**Task input**
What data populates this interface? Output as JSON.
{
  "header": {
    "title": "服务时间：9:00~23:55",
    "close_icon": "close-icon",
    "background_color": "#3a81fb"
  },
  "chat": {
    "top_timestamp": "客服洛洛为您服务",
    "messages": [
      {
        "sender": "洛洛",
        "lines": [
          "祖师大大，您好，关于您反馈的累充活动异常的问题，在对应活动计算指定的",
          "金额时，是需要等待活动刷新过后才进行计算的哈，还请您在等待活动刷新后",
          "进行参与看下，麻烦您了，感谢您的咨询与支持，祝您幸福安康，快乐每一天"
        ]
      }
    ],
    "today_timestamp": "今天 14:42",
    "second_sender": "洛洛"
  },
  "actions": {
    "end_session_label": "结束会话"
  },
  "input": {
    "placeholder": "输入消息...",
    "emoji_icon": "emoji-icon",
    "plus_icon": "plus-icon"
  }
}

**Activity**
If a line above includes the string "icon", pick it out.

**Response below**
    "close_icon": "close-icon",
    "emoji_icon": "emoji-icon",
    "plus_icon": "plus-icon"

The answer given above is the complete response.